[ACTIVITY] What you output must match the entries exactly, apart from the pictures, which are left out.

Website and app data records
┌────────

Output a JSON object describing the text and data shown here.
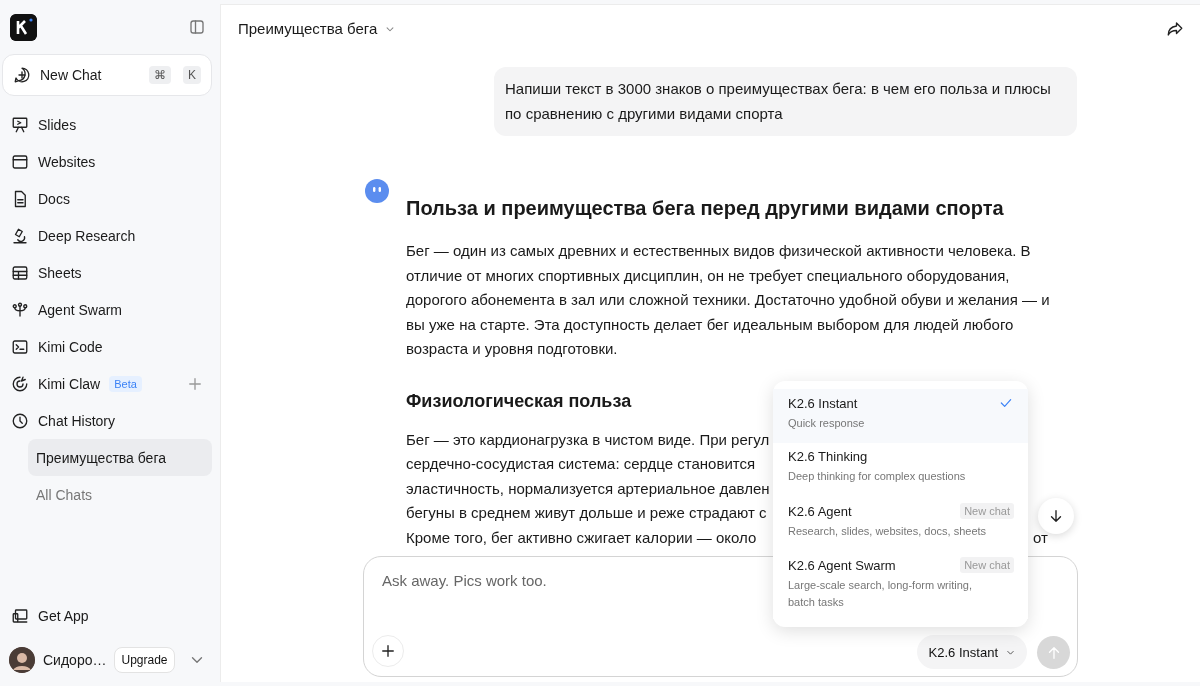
{
  "sidebar": {
    "new_chat": {
      "label": "New Chat",
      "keys": [
        "⌘",
        "K"
      ]
    },
    "items": [
      {
        "label": "Slides"
      },
      {
        "label": "Websites"
      },
      {
        "label": "Docs"
      },
      {
        "label": "Deep Research"
      },
      {
        "label": "Sheets"
      },
      {
        "label": "Agent Swarm"
      },
      {
        "label": "Kimi Code"
      },
      {
        "label": "Kimi Claw",
        "badge": "Beta"
      },
      {
        "label": "Chat History",
        "children": [
          {
            "label": "Преимущества бега",
            "selected": true
          }
        ]
      }
    ],
    "all_chats": "All Chats",
    "get_app": "Get App",
    "user": {
      "name": "Сидоро…",
      "upgrade": "Upgrade"
    }
  },
  "chat": {
    "title": "Преимущества бега",
    "user_message": "Напиши текст в 3000 знаков о преимуществах бега: в чем его польза и плюсы по сравнению с другими видами спорта",
    "heading": "Польза и преимущества бега перед другими видами спорта",
    "paragraph": "Бег — один из самых древних и естественных видов физической активности человека. В отличие от многих спортивных дисциплин, он не требует специального оборудования, дорогого абонемента в зал или сложной техники. Достаточно удобной обуви и желания — и вы уже на старте. Эта доступность делает бег идеальным выбором для людей любого возраста и уровня подготовки.",
    "subheading": "Физиологическая польза",
    "covered_lines": [
      {
        "text": "Бег — это кардионагрузка в чистом виде. При регул"
      },
      {
        "text": "сердечно-сосудистая система: сердце становится"
      },
      {
        "text": "эластичность, нормализуется артериальное давлен"
      },
      {
        "text": "бегуны в среднем живут дольше и реже страдают с"
      },
      {
        "text": "Кроме того, бег активно сжигает калории — около",
        "tail": "от"
      }
    ]
  },
  "composer": {
    "placeholder": "Ask away. Pics work too.",
    "model": "K2.6 Instant"
  },
  "model_menu": [
    {
      "name": "K2.6 Instant",
      "description": "Quick response",
      "selected": true
    },
    {
      "name": "K2.6 Thinking",
      "description": "Deep thinking for complex questions",
      "selected": false
    },
    {
      "name": "K2.6 Agent",
      "description": "Research, slides, websites, docs, sheets",
      "selected": false,
      "badge": "New chat"
    },
    {
      "name": "K2.6 Agent Swarm",
      "description": "Large-scale search, long-form writing, batch tasks",
      "selected": false,
      "badge": "New chat"
    }
  ]
}
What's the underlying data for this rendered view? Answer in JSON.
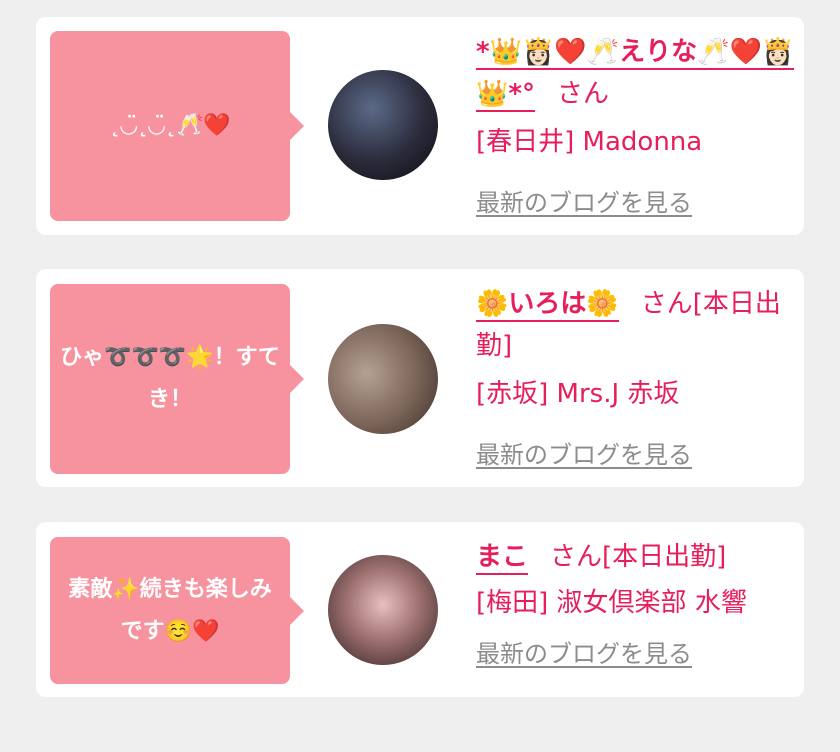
{
  "cards": [
    {
      "message": "˛◡̈˛◡̈˛🥂❤️",
      "name": "*👑👸🏻❤️🥂えりな🥂❤️👸🏻👑*°",
      "honorific": "さん",
      "shop": "[春日井] Madonna",
      "blog_link": "最新のブログを見る"
    },
    {
      "message": "ひゃ➰➰➰🌟！すてき！",
      "name": "🌼いろは🌼",
      "honorific": "さん[本日出勤]",
      "shop": "[赤坂] Mrs.J 赤坂",
      "blog_link": "最新のブログを見る"
    },
    {
      "message": "素敵✨続きも楽しみです☺️❤️",
      "name": "まこ",
      "honorific": "さん[本日出勤]",
      "shop": "[梅田] 淑女倶楽部 水響",
      "blog_link": "最新のブログを見る"
    }
  ]
}
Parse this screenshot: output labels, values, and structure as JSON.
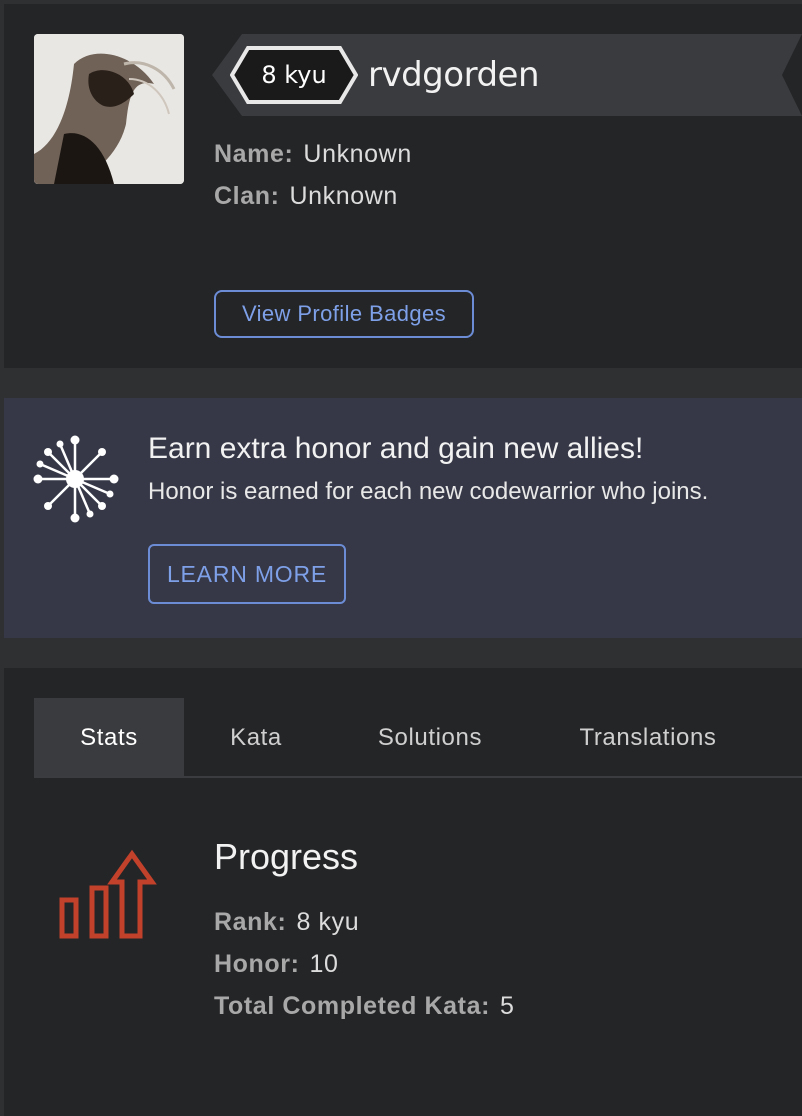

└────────

[THE COMPLETED TASK]
Output a JSON object describing the text and data shown here.
{
  "sidebar": {
    "new_chat": {
      "label": "New Chat",
      "keys": [
        "⌘",
        "K"
      ]
    },
    "items": [
      {
        "label": "Slides"
      },
      {
        "label": "Websites"
      },
      {
        "label": "Docs"
      },
      {
        "label": "Deep Research"
      },
      {
        "label": "Sheets"
      },
      {
        "label": "Agent Swarm"
      },
      {
        "label": "Kimi Code"
      },
      {
        "label": "Kimi Claw",
        "badge": "Beta"
      },
      {
        "label": "Chat History",
        "children": [
          {
            "label": "Преимущества бега",
            "selected": true
          }
        ]
      }
    ],
    "all_chats": "All Chats",
    "get_app": "Get App",
    "user": {
      "name": "Сидоро…",
      "upgrade": "Upgrade"
    }
  },
  "chat": {
    "title": "Преимущества бега",
    "user_message": "Напиши текст в 3000 знаков о преимуществах бега: в чем его польза и плюсы по сравнению с другими видами спорта",
    "heading": "Польза и преимущества бега перед другими видами спорта",
    "paragraph": "Бег — один из самых древних и естественных видов физической активности человека. В отличие от многих спортивных дисциплин, он не требует специального оборудования, дорогого абонемента в зал или сложной техники. Достаточно удобной обуви и желания — и вы уже на старте. Эта доступность делает бег идеальным выбором для людей любого возраста и уровня подготовки.",
    "subheading": "Физиологическая польза",
    "covered_lines": [
      {
        "text": "Бег — это кардионагрузка в чистом виде. При регул"
      },
      {
        "text": "сердечно-сосудистая система: сердце становится"
      },
      {
        "text": "эластичность, нормализуется артериальное давлен"
      },
      {
        "text": "бегуны в среднем живут дольше и реже страдают с"
      },
      {
        "text": "Кроме того, бег активно сжигает калории — около",
        "tail": "от"
      }
    ]
  },
  "composer": {
    "placeholder": "Ask away. Pics work too.",
    "model": "K2.6 Instant"
  },
  "model_menu": [
    {
      "name": "K2.6 Instant",
      "description": "Quick response",
      "selected": true
    },
    {
      "name": "K2.6 Thinking",
      "description": "Deep thinking for complex questions",
      "selected": false
    },
    {
      "name": "K2.6 Agent",
      "description": "Research, slides, websites, docs, sheets",
      "selected": false,
      "badge": "New chat"
    },
    {
      "name": "K2.6 Agent Swarm",
      "description": "Large-scale search, long-form writing, batch tasks",
      "selected": false,
      "badge": "New chat"
    }
  ]
}
What's the underlying data for this rendered view? Answer in JSON.
{
  "cards": [
    {
      "message": "˛◡̈˛◡̈˛🥂❤️",
      "name": "*👑👸🏻❤️🥂えりな🥂❤️👸🏻👑*°",
      "honorific": "さん",
      "shop": "[春日井] Madonna",
      "blog_link": "最新のブログを見る"
    },
    {
      "message": "ひゃ➰➰➰🌟！すてき！",
      "name": "🌼いろは🌼",
      "honorific": "さん[本日出勤]",
      "shop": "[赤坂] Mrs.J 赤坂",
      "blog_link": "最新のブログを見る"
    },
    {
      "message": "素敵✨続きも楽しみです☺️❤️",
      "name": "まこ",
      "honorific": "さん[本日出勤]",
      "shop": "[梅田] 淑女倶楽部 水響",
      "blog_link": "最新のブログを見る"
    }
  ]
}
Parse this screenshot: output labels, values, and structure as JSON.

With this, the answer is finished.